EXERCISE OBJECTIVE
An exact restatement of the data is required, with the images omitted.

SOURCE INFORMATION
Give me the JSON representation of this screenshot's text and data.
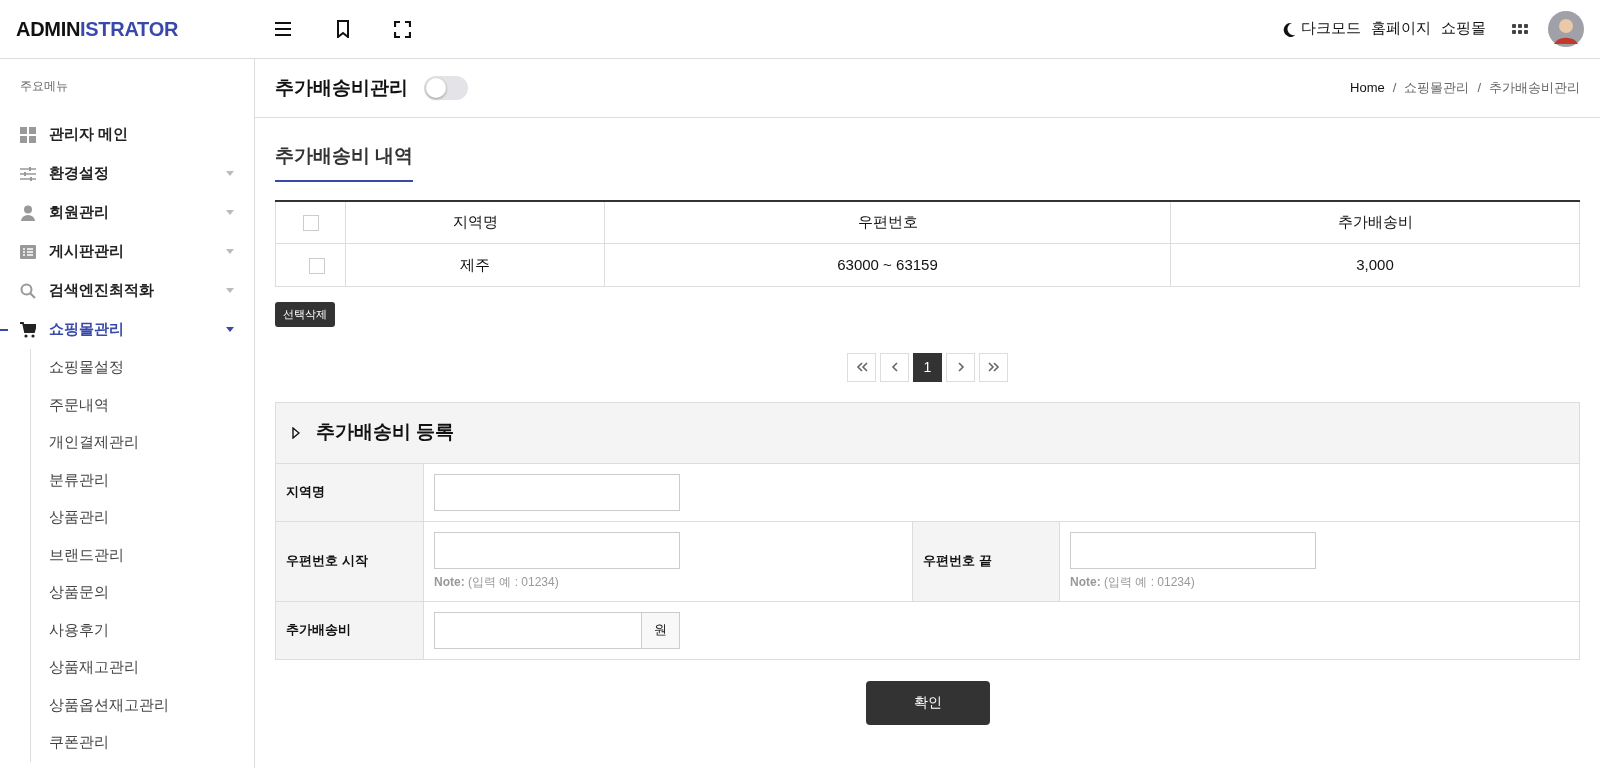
{
  "brand": {
    "part_1": "ADMIN",
    "part_2": "ISTRATOR"
  },
  "header_links": [
    {
      "label": "다크모드",
      "kind": "darkmode"
    },
    {
      "label": "홈페이지",
      "kind": "link"
    },
    {
      "label": "쇼핑몰",
      "kind": "link"
    }
  ],
  "sidebar": {
    "heading": "주요메뉴",
    "items": [
      {
        "label": "관리자 메인",
        "kind": "grid",
        "expandable": false,
        "selected": false
      },
      {
        "label": "환경설정",
        "kind": "sliders",
        "expandable": true,
        "selected": false
      },
      {
        "label": "회원관리",
        "kind": "person",
        "expandable": true,
        "selected": false
      },
      {
        "label": "게시판관리",
        "kind": "list",
        "expandable": true,
        "selected": false
      },
      {
        "label": "검색엔진최적화",
        "kind": "search",
        "expandable": true,
        "selected": false
      },
      {
        "label": "쇼핑몰관리",
        "kind": "cart",
        "expandable": true,
        "selected": true,
        "children": [
          {
            "label": "쇼핑몰설정"
          },
          {
            "label": "주문내역"
          },
          {
            "label": "개인결제관리"
          },
          {
            "label": "분류관리"
          },
          {
            "label": "상품관리"
          },
          {
            "label": "브랜드관리"
          },
          {
            "label": "상품문의"
          },
          {
            "label": "사용후기"
          },
          {
            "label": "상품재고관리"
          },
          {
            "label": "상품옵션재고관리"
          },
          {
            "label": "쿠폰관리"
          }
        ]
      }
    ]
  },
  "page": {
    "title": "추가배송비관리",
    "toggle": {
      "on": false
    },
    "breadcrumb": [
      {
        "label": "Home"
      },
      {
        "separator": "/",
        "label": "쇼핑몰관리"
      },
      {
        "separator": "/",
        "label": "추가배송비관리"
      }
    ]
  },
  "list_section": {
    "title": "추가배송비 내역",
    "table": {
      "select_all": {
        "checked": false
      },
      "columns": [
        "지역명",
        "우편번호",
        "추가배송비"
      ],
      "rows": [
        {
          "checked": false,
          "cells": [
            "제주",
            "63000 ~ 63159",
            "3,000"
          ]
        }
      ]
    },
    "delete_button": "선택삭제",
    "pagination": [
      {
        "kind": "first",
        "selected": false
      },
      {
        "kind": "prev",
        "selected": false
      },
      {
        "label": "1",
        "kind": "page",
        "selected": true
      },
      {
        "kind": "next",
        "selected": false
      },
      {
        "kind": "last",
        "selected": false
      }
    ]
  },
  "form": {
    "title": "추가배송비 등록",
    "rows": [
      {
        "fields": [
          {
            "label": "지역명"
          }
        ]
      },
      {
        "fields": [
          {
            "label": "우편번호 시작",
            "note_label": "Note:",
            "note": "(입력 예 : 01234)"
          },
          {
            "label": "우편번호 끝",
            "note_label": "Note:",
            "note": "(입력 예 : 01234)"
          }
        ]
      },
      {
        "fields": [
          {
            "label": "추가배송비",
            "suffix": "원"
          }
        ]
      }
    ]
  },
  "submit": "확인"
}
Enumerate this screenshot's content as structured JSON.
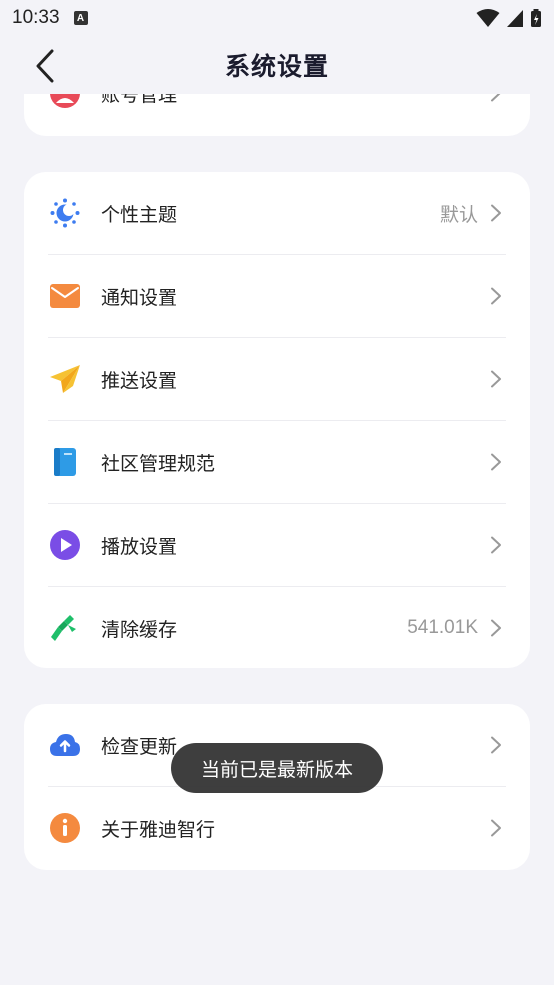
{
  "status_bar": {
    "time": "10:33",
    "notification_badge": "A"
  },
  "header": {
    "title": "系统设置"
  },
  "group1": {
    "items": [
      {
        "label": "账号管理",
        "icon": "account-icon"
      }
    ]
  },
  "group2": {
    "items": [
      {
        "label": "个性主题",
        "value": "默认",
        "icon": "theme-icon"
      },
      {
        "label": "通知设置",
        "icon": "mail-icon"
      },
      {
        "label": "推送设置",
        "icon": "paper-plane-icon"
      },
      {
        "label": "社区管理规范",
        "icon": "book-icon"
      },
      {
        "label": "播放设置",
        "icon": "play-icon"
      },
      {
        "label": "清除缓存",
        "value": "541.01K",
        "icon": "broom-icon"
      }
    ]
  },
  "group3": {
    "items": [
      {
        "label": "检查更新",
        "icon": "cloud-upload-icon"
      },
      {
        "label": "关于雅迪智行",
        "icon": "info-icon"
      }
    ]
  },
  "toast": {
    "text": "当前已是最新版本"
  },
  "colors": {
    "background": "#f3f3f8",
    "card": "#ffffff",
    "theme_icon": "#3d7cf0",
    "mail_icon": "#f48a3f",
    "plane_icon": "#f6c233",
    "book_icon": "#2e9be6",
    "play_icon": "#7a4de6",
    "broom_icon": "#1fbf6a",
    "cloud_icon": "#3a72e8",
    "info_icon": "#f48a3f",
    "account_icon": "#e84a58"
  }
}
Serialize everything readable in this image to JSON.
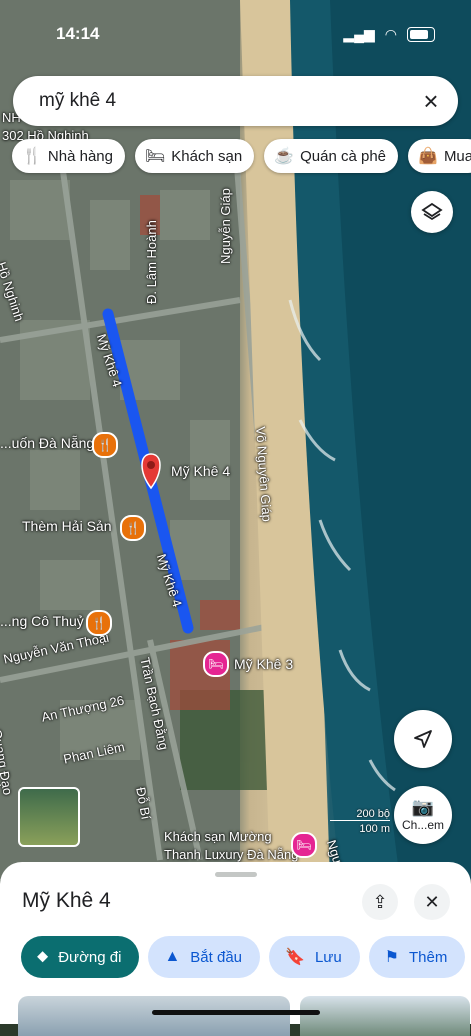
{
  "status_bar": {
    "time": "14:14"
  },
  "search": {
    "query": "mỹ khê 4"
  },
  "chips": [
    {
      "icon": "fork-knife-icon",
      "label": "Nhà hàng"
    },
    {
      "icon": "bed-icon",
      "label": "Khách sạn"
    },
    {
      "icon": "coffee-icon",
      "label": "Quán cà phê"
    },
    {
      "icon": "shopping-bag-icon",
      "label": "Mua"
    }
  ],
  "map": {
    "streets": {
      "ho_nghinh_top": "302 Hồ Nghinh",
      "ho_nghinh": "Hồ Nghinh",
      "lam_hoanh": "Đ. Lâm Hoành",
      "nguyen_giap_top": "Nguyễn Giáp",
      "my_khe_4_a": "Mỹ Khê 4",
      "my_khe_4_b": "Mỹ Khê 4",
      "vo_nguyen_giap": "Võ Nguyên Giáp",
      "nguyen_van_thoai": "Nguyễn Văn Thoại",
      "an_thuong_26": "An Thượng 26",
      "phan_liem": "Phan Liêm",
      "tran_bach_dang": "Trần Bạch Đằng",
      "do_bi": "Đỗ Bí",
      "quang_dao": "Quang Đạo",
      "nguy": "Nguy"
    },
    "places": {
      "selected": "Mỹ Khê 4",
      "poi_da_nang": "...uốn Đà Nẵng",
      "poi_hai_san": "Thèm Hải Sản",
      "poi_co_thuy": "...ng Cô Thuỷ",
      "my_khe_3": "Mỹ Khê 3",
      "hotel_line1": "Khách sạn Mường",
      "hotel_line2": "Thanh Luxury Đà Nẵng",
      "top_left_label": "NH"
    },
    "scale": {
      "imperial": "200 bộ",
      "metric": "100 m"
    },
    "camera_label": "Ch...em"
  },
  "sheet": {
    "title": "Mỹ Khê 4",
    "actions": [
      {
        "icon": "directions-icon",
        "label": "Đường đi"
      },
      {
        "icon": "navigation-arrow-icon",
        "label": "Bắt đầu"
      },
      {
        "icon": "bookmark-icon",
        "label": "Lưu"
      },
      {
        "icon": "flag-icon",
        "label": "Thêm"
      }
    ]
  },
  "colors": {
    "route": "#1a56f0",
    "pin": "#e53935",
    "primary_action": "#0b6e70",
    "action_bg": "#d3e3fd"
  }
}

ANSWER TO THE PROBLEM
Give me the JSON representation of this screenshot's text and data.
{
  "brand": {
    "part_1": "ADMIN",
    "part_2": "ISTRATOR"
  },
  "header_links": [
    {
      "label": "다크모드",
      "kind": "darkmode"
    },
    {
      "label": "홈페이지",
      "kind": "link"
    },
    {
      "label": "쇼핑몰",
      "kind": "link"
    }
  ],
  "sidebar": {
    "heading": "주요메뉴",
    "items": [
      {
        "label": "관리자 메인",
        "kind": "grid",
        "expandable": false,
        "selected": false
      },
      {
        "label": "환경설정",
        "kind": "sliders",
        "expandable": true,
        "selected": false
      },
      {
        "label": "회원관리",
        "kind": "person",
        "expandable": true,
        "selected": false
      },
      {
        "label": "게시판관리",
        "kind": "list",
        "expandable": true,
        "selected": false
      },
      {
        "label": "검색엔진최적화",
        "kind": "search",
        "expandable": true,
        "selected": false
      },
      {
        "label": "쇼핑몰관리",
        "kind": "cart",
        "expandable": true,
        "selected": true,
        "children": [
          {
            "label": "쇼핑몰설정"
          },
          {
            "label": "주문내역"
          },
          {
            "label": "개인결제관리"
          },
          {
            "label": "분류관리"
          },
          {
            "label": "상품관리"
          },
          {
            "label": "브랜드관리"
          },
          {
            "label": "상품문의"
          },
          {
            "label": "사용후기"
          },
          {
            "label": "상품재고관리"
          },
          {
            "label": "상품옵션재고관리"
          },
          {
            "label": "쿠폰관리"
          }
        ]
      }
    ]
  },
  "page": {
    "title": "추가배송비관리",
    "toggle": {
      "on": false
    },
    "breadcrumb": [
      {
        "label": "Home"
      },
      {
        "separator": "/",
        "label": "쇼핑몰관리"
      },
      {
        "separator": "/",
        "label": "추가배송비관리"
      }
    ]
  },
  "list_section": {
    "title": "추가배송비 내역",
    "table": {
      "select_all": {
        "checked": false
      },
      "columns": [
        "지역명",
        "우편번호",
        "추가배송비"
      ],
      "rows": [
        {
          "checked": false,
          "cells": [
            "제주",
            "63000 ~ 63159",
            "3,000"
          ]
        }
      ]
    },
    "delete_button": "선택삭제",
    "pagination": [
      {
        "kind": "first",
        "selected": false
      },
      {
        "kind": "prev",
        "selected": false
      },
      {
        "label": "1",
        "kind": "page",
        "selected": true
      },
      {
        "kind": "next",
        "selected": false
      },
      {
        "kind": "last",
        "selected": false
      }
    ]
  },
  "form": {
    "title": "추가배송비 등록",
    "rows": [
      {
        "fields": [
          {
            "label": "지역명"
          }
        ]
      },
      {
        "fields": [
          {
            "label": "우편번호 시작",
            "note_label": "Note:",
            "note": "(입력 예 : 01234)"
          },
          {
            "label": "우편번호 끝",
            "note_label": "Note:",
            "note": "(입력 예 : 01234)"
          }
        ]
      },
      {
        "fields": [
          {
            "label": "추가배송비",
            "suffix": "원"
          }
        ]
      }
    ]
  },
  "submit": "확인"
}
Enumerate this screenshot's content as structured JSON.
{
  "status_bar": {
    "time": "10:33",
    "notification_badge": "A"
  },
  "header": {
    "title": "系统设置"
  },
  "group1": {
    "items": [
      {
        "label": "账号管理",
        "icon": "account-icon"
      }
    ]
  },
  "group2": {
    "items": [
      {
        "label": "个性主题",
        "value": "默认",
        "icon": "theme-icon"
      },
      {
        "label": "通知设置",
        "icon": "mail-icon"
      },
      {
        "label": "推送设置",
        "icon": "paper-plane-icon"
      },
      {
        "label": "社区管理规范",
        "icon": "book-icon"
      },
      {
        "label": "播放设置",
        "icon": "play-icon"
      },
      {
        "label": "清除缓存",
        "value": "541.01K",
        "icon": "broom-icon"
      }
    ]
  },
  "group3": {
    "items": [
      {
        "label": "检查更新",
        "icon": "cloud-upload-icon"
      },
      {
        "label": "关于雅迪智行",
        "icon": "info-icon"
      }
    ]
  },
  "toast": {
    "text": "当前已是最新版本"
  },
  "colors": {
    "background": "#f3f3f8",
    "card": "#ffffff",
    "theme_icon": "#3d7cf0",
    "mail_icon": "#f48a3f",
    "plane_icon": "#f6c233",
    "book_icon": "#2e9be6",
    "play_icon": "#7a4de6",
    "broom_icon": "#1fbf6a",
    "cloud_icon": "#3a72e8",
    "info_icon": "#f48a3f",
    "account_icon": "#e84a58"
  }
}
Serialize everything readable in this image to JSON.
{
  "status_bar": {
    "time": "14:14"
  },
  "search": {
    "query": "mỹ khê 4"
  },
  "chips": [
    {
      "icon": "fork-knife-icon",
      "label": "Nhà hàng"
    },
    {
      "icon": "bed-icon",
      "label": "Khách sạn"
    },
    {
      "icon": "coffee-icon",
      "label": "Quán cà phê"
    },
    {
      "icon": "shopping-bag-icon",
      "label": "Mua"
    }
  ],
  "map": {
    "streets": {
      "ho_nghinh_top": "302 Hồ Nghinh",
      "ho_nghinh": "Hồ Nghinh",
      "lam_hoanh": "Đ. Lâm Hoành",
      "nguyen_giap_top": "Nguyễn Giáp",
      "my_khe_4_a": "Mỹ Khê 4",
      "my_khe_4_b": "Mỹ Khê 4",
      "vo_nguyen_giap": "Võ Nguyên Giáp",
      "nguyen_van_thoai": "Nguyễn Văn Thoại",
      "an_thuong_26": "An Thượng 26",
      "phan_liem": "Phan Liêm",
      "tran_bach_dang": "Trần Bạch Đằng",
      "do_bi": "Đỗ Bí",
      "quang_dao": "Quang Đạo",
      "nguy": "Nguy"
    },
    "places": {
      "selected": "Mỹ Khê 4",
      "poi_da_nang": "...uốn Đà Nẵng",
      "poi_hai_san": "Thèm Hải Sản",
      "poi_co_thuy": "...ng Cô Thuỷ",
      "my_khe_3": "Mỹ Khê 3",
      "hotel_line1": "Khách sạn Mường",
      "hotel_line2": "Thanh Luxury Đà Nẵng",
      "top_left_label": "NH"
    },
    "scale": {
      "imperial": "200 bộ",
      "metric": "100 m"
    },
    "camera_label": "Ch...em"
  },
  "sheet": {
    "title": "Mỹ Khê 4",
    "actions": [
      {
        "icon": "directions-icon",
        "label": "Đường đi"
      },
      {
        "icon": "navigation-arrow-icon",
        "label": "Bắt đầu"
      },
      {
        "icon": "bookmark-icon",
        "label": "Lưu"
      },
      {
        "icon": "flag-icon",
        "label": "Thêm"
      }
    ]
  },
  "colors": {
    "route": "#1a56f0",
    "pin": "#e53935",
    "primary_action": "#0b6e70",
    "action_bg": "#d3e3fd"
  }
}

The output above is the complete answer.